** The data **
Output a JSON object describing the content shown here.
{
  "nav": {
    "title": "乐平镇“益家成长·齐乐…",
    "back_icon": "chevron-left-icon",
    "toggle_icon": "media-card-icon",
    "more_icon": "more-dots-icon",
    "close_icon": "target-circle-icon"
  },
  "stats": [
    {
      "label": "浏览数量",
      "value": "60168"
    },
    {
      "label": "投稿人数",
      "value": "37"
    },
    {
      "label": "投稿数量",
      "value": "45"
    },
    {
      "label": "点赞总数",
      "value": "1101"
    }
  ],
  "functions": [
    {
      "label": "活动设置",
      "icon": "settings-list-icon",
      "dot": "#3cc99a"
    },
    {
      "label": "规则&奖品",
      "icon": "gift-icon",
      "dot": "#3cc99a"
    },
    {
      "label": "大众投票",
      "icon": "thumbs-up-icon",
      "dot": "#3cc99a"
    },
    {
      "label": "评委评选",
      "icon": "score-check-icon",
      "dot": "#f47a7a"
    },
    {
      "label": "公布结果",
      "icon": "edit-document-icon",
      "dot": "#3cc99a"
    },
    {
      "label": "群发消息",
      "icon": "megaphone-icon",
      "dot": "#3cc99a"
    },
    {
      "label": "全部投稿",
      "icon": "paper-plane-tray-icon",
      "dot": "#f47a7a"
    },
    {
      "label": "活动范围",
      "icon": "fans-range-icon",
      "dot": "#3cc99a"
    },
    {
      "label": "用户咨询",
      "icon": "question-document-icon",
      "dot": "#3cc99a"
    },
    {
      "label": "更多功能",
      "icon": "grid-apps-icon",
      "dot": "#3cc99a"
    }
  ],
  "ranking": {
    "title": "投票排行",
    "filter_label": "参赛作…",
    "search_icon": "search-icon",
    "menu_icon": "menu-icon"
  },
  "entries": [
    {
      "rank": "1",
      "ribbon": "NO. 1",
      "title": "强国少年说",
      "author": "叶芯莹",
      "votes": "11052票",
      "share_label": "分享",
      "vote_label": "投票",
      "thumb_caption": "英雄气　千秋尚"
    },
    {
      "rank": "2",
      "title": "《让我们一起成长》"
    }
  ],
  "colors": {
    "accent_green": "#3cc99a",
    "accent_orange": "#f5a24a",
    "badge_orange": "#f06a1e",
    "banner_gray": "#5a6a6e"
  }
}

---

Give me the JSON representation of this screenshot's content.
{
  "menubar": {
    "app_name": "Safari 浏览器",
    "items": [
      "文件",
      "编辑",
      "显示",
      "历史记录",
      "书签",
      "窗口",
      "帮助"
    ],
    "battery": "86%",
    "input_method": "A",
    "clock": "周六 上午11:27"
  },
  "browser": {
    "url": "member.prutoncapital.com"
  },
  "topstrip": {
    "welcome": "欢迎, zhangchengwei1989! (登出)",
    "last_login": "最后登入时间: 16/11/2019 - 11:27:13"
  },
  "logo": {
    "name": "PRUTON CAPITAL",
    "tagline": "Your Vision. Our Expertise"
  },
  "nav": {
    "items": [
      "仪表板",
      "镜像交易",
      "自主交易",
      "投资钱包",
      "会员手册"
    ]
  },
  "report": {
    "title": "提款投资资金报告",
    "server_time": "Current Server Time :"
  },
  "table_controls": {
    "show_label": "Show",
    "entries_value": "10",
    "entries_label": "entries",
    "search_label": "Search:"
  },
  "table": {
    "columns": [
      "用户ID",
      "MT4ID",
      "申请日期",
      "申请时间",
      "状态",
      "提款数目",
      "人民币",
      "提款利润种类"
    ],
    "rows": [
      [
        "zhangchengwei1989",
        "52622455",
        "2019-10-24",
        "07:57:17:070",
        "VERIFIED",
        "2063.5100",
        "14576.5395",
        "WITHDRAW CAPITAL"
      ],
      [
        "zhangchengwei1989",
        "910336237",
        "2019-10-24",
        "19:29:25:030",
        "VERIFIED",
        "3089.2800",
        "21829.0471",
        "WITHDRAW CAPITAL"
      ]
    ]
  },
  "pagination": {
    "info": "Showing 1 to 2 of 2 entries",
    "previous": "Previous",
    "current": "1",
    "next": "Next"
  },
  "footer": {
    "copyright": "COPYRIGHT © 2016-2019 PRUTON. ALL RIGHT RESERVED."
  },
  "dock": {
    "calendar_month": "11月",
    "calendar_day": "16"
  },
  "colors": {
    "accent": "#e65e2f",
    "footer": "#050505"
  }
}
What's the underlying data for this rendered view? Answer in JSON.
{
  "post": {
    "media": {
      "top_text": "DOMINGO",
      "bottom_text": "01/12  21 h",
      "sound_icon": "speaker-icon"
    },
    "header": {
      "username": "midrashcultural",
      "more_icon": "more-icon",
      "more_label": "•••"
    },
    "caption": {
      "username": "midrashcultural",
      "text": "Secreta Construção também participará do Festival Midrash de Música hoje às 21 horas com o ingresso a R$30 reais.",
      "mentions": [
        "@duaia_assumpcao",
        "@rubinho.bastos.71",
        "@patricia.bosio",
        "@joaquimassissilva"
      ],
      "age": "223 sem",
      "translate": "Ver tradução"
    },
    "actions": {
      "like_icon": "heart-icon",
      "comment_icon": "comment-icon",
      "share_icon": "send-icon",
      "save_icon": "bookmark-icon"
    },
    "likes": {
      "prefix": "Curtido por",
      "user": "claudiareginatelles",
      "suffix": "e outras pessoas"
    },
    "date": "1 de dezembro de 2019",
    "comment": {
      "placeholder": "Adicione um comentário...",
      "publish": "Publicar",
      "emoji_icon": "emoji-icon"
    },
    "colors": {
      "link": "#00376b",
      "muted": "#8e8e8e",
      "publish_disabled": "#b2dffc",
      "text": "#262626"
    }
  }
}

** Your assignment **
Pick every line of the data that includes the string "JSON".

** Exercise solution **
Output a JSON object describing the content shown here.
Give me the JSON representation of this screenshot's content.
What's the underlying data for this rendered view? Answer in JSON.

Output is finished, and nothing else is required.